New Pending Employment Laws
California employers may want to be aware of a number of employment-related bills still pending before the California Legislature, each of which is listed below. This list does not include employment bills that have already died in various committees during this legislative session. Pending bills must be passed by each house by August 31. After that, the Governor has until September 30 to sign or veto the legislation.
AB 2386: This bill would expand the definition of “sex” under the Fair Employment and Housing Act to include breastfeeding and medical conditions relating to breastfeeding, making discrimination on those grounds a violation of FEHA with a correlating private right of action.
AB 2373: This bill would add a new section to the Labor Code setting forth 17 factors to consider to determine whether a worker is an employee or an independent contractor. The enumerated factors are similar to those employed by California courts analyzing independent contractor/employee status.
AB 1450: This bill would make it unlawful for an employer to exclude from the applicant pool or refuse to hire someone based on their unemployed status. It would also prohibit job advertisements stating that current employment is a requirement for consideration for the job.
AB 1999: This bill would add “family caregiver status” as a protected class under FEHA, thereby prohibiting discrimination in employment against a person based on the person being a family caregiver. For purposes of the legislation, “family caregiver” is defined as an individual who provides medical or supervisory care for a child, parent, spouse, domestic partner, parent-in-law, sibling, grandparent or grandchild.
AB 2039: This bill would expand the circumstances under which employees could take leave under the California Family Rights Act (CFRA) by (1) eliminating current age and dependency requirements from the definition of “child,” thereby permitting an employee to take leave to care for an adult child, (2) expanding the definition of “parent” to include parents-in-law, and (3) permitting an employee to take leave to care for a grandparent, sibling, or grandchild.
AB 1844: This bill would prohibit an employer from requiring or requesting that an employee or applicant disclose user name or password information for personal social media, or to divulge any personal social media.

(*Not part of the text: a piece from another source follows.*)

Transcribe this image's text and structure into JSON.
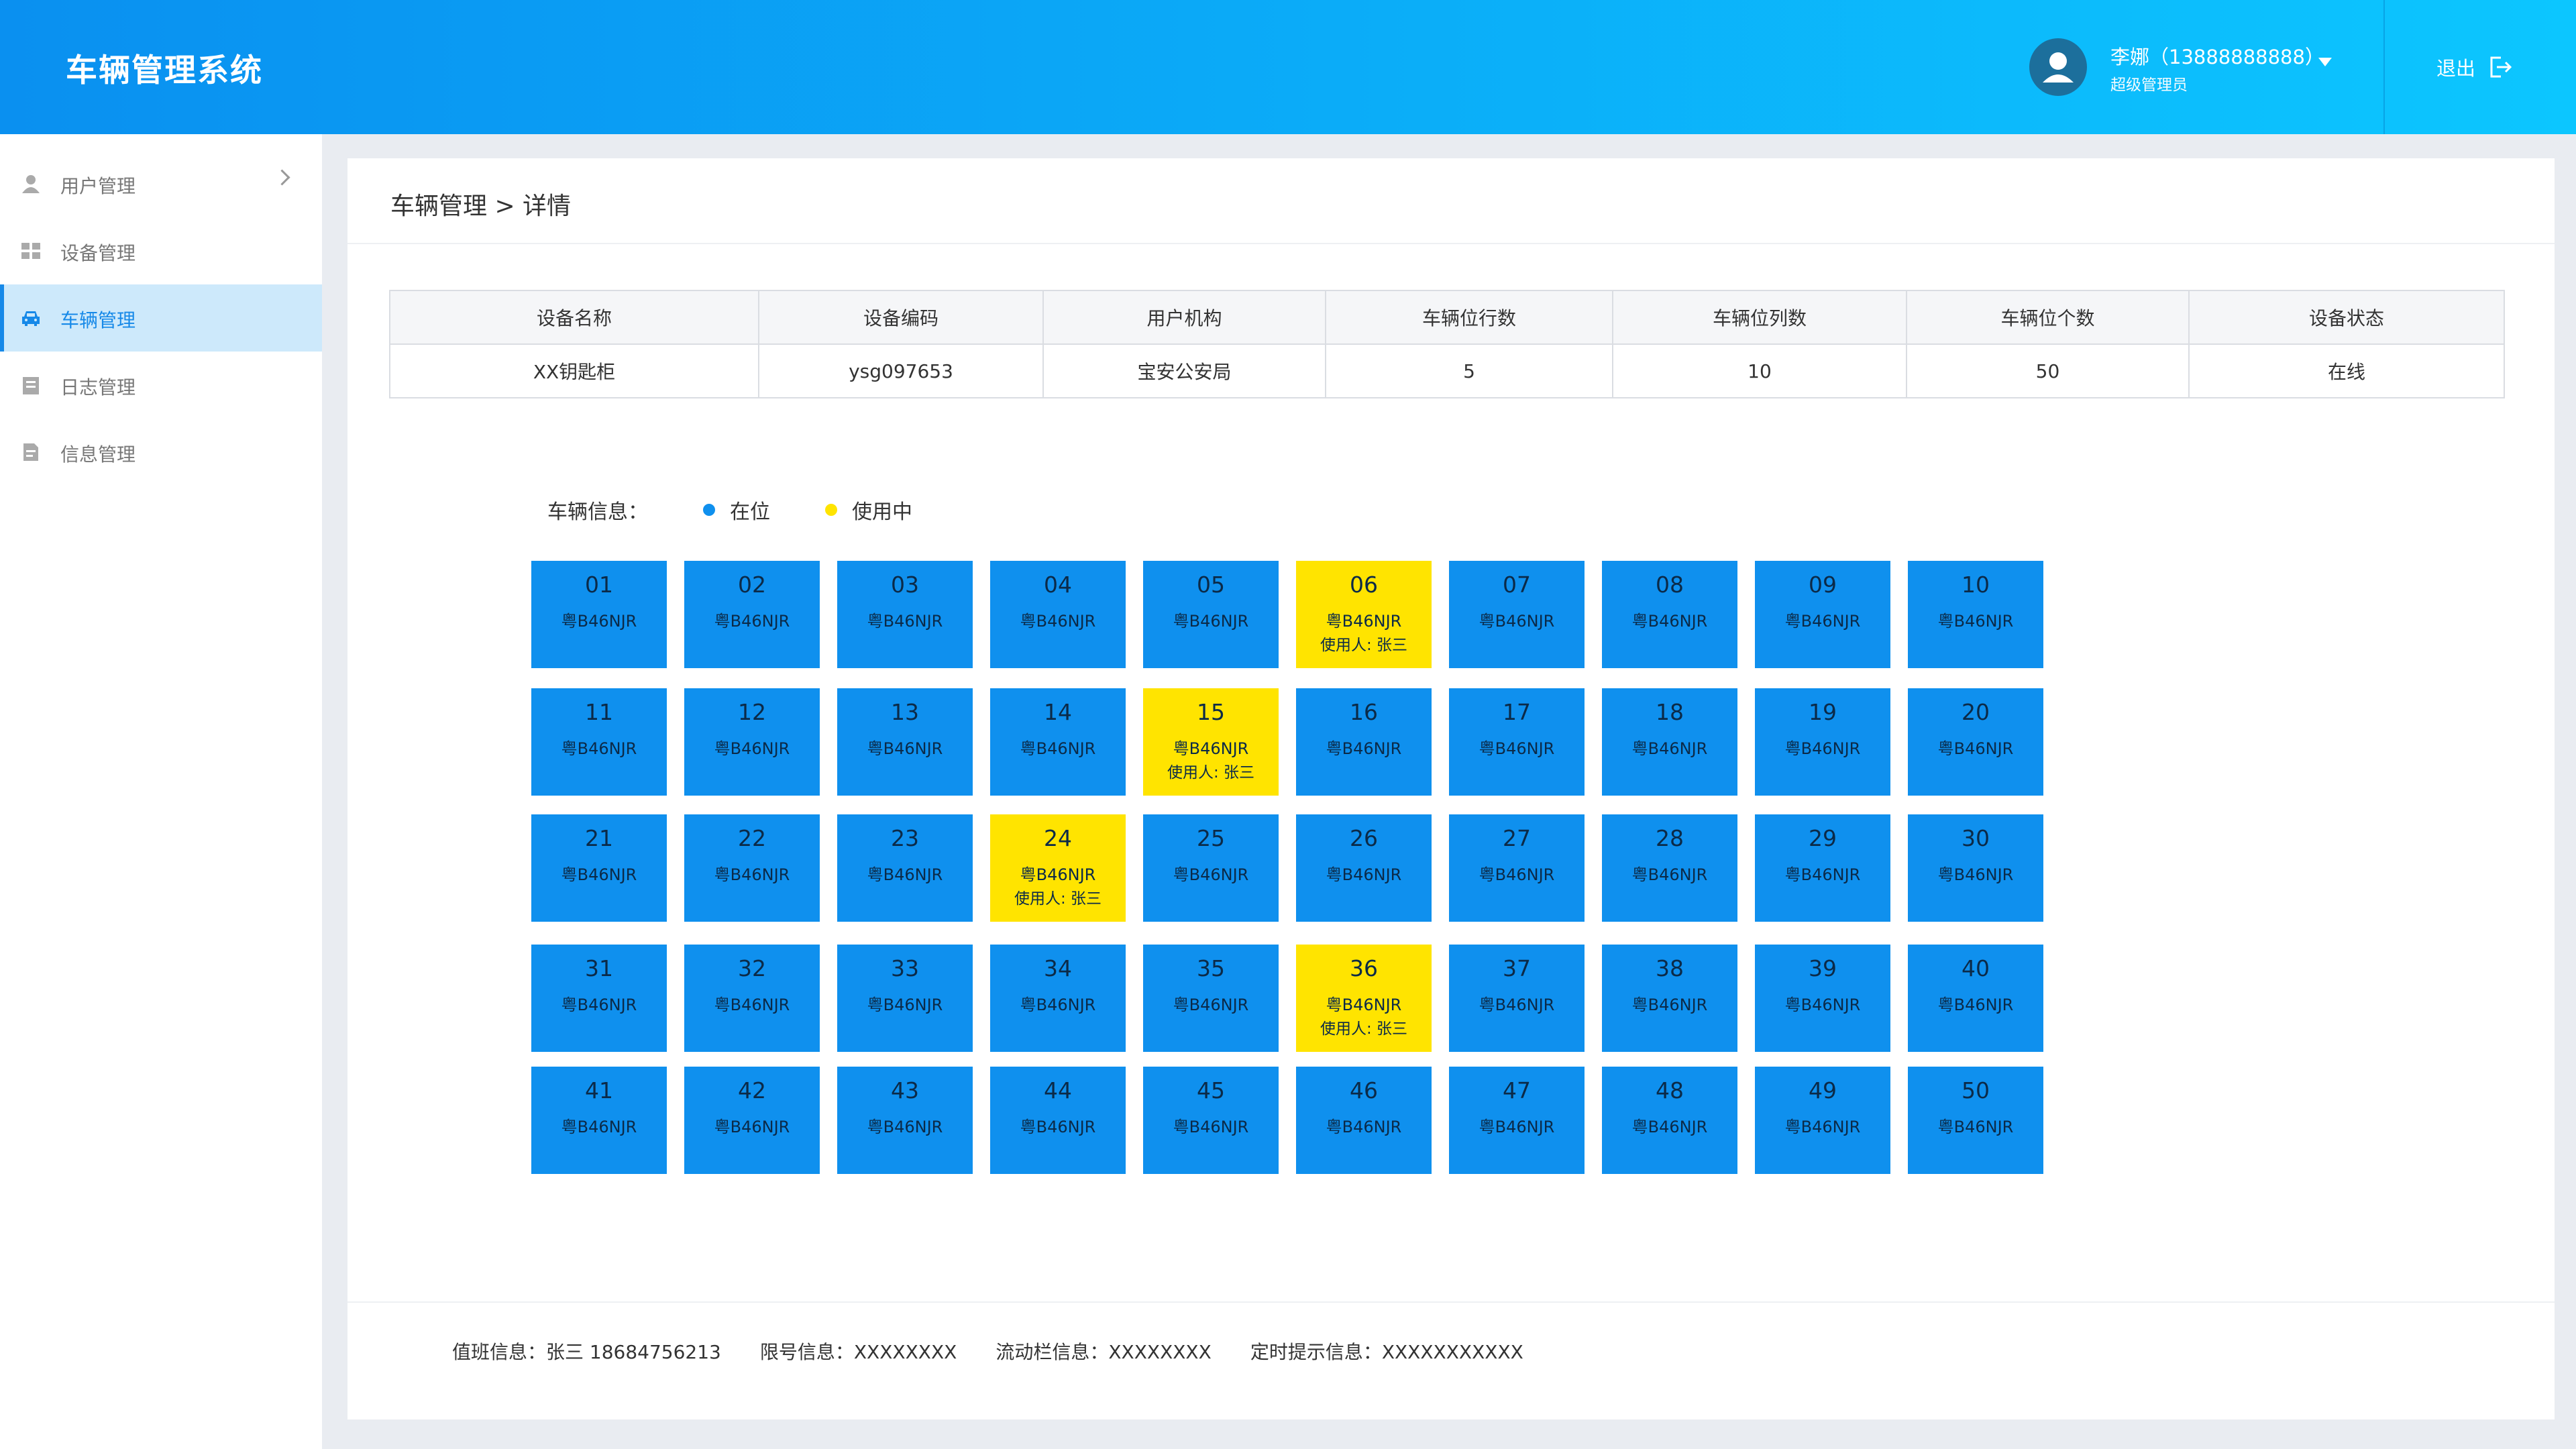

SB 1255: This bill would specify circumstances under which “injury” would be presumed to an employee as a result of an employer not providing wage statements, or providing incomplete wage statements. Presumed injury would allow the employee to recover penalties and/or actual damage. Presumed injury could be shown by the failure to provide a wage statement at all, or by the failure to include the employee’s name and last 4 digits of the social security number. It could also be shown by failing to provide complete wage information, causing the employee to be unable to determine (from the statement alone) gross and net wages earned, deductions there from, and the name and address of the employer.
AB 1744: This bill would require temporary services employers to include additional information on itemized wage statements for employees, including the rate of pay for each assignment, the name and address of the entity that secured the services and total hours worked for each entity.
AB 2674: This bill would amend section 1198.5 of the Labor Code relating to employee rights to inspect personnel files. The bill would require employers to maintain employee personnel files for at least 3 years following termination of employment, and to permit current and former employees (or their designated representatives) to inspect and copy personnel records, within 30 days of a request to do so by the employee. The bill specifies that an employer is not required to comply with more than 50 requests for copies of personnel records by a representative of employee(s) in one calendar month.
AB 1964: This bill would add to the current requirement under FEHA that employers reasonably accommodate religious beliefs and observances of employees, by specifying that a religious dress practice or grooming practice are covered “beliefs and observances.”
AB 1875: While not technically an employment bill, this bill would impact employment litigation by limiting depositions in state court cases to 7 hours (as is the limitation in federal court).
As you can see, most if not all of these bills have the effect of adding new prohibitions on employment actions and increasing burdens on California employers, simultaneously giving rise to new potential legal claims for violations. Bills that aimed to reduce burdens on California employers, add flexibility to the workplace, and/or reduce litigation were largely killed by the California Legislature. I will continue to keep you updated on the progress of these bills as the close of the legislative session nears.